Amphibious ships homeported at the base, such as the USS New York, are equipped with a terrestrial Digital Wideband Transmission System to communicate with each other and Marines ashore during operations.
DWTS operates in the L-band also used by the Global Positioning System.
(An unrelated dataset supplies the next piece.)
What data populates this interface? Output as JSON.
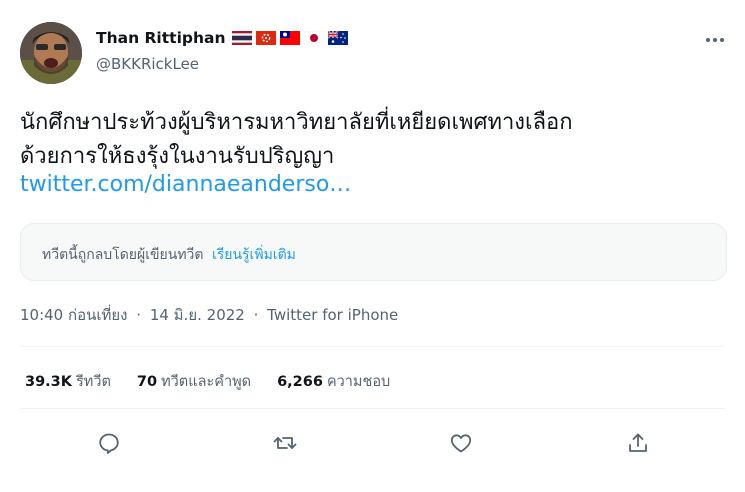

In late May, an unidentified ship transmitted on GPS frequencies, “effectively jamming all GPS receivers in the area,” Lt. Col. Thomas R. Ste. Marie, commander of the 2nd Space Operations Squadron at Schriever Air Force Base in Colorado Springs, Colo., which operates the satellite navigation system, told attendees at a GPS conference in Nashville, Tenn., on Tuesday.
Ste. Marie said the Navy issued a fleetwide advisory to all DWTS users not to transmit on GPS frequencies, which include 1176.45 MHz, 1227.60 MHz, 1381.05 MHz and 1575.42 MHz.
This is just another in a long list of examples of why no one -- especially sailors -- should rely solely on GPS.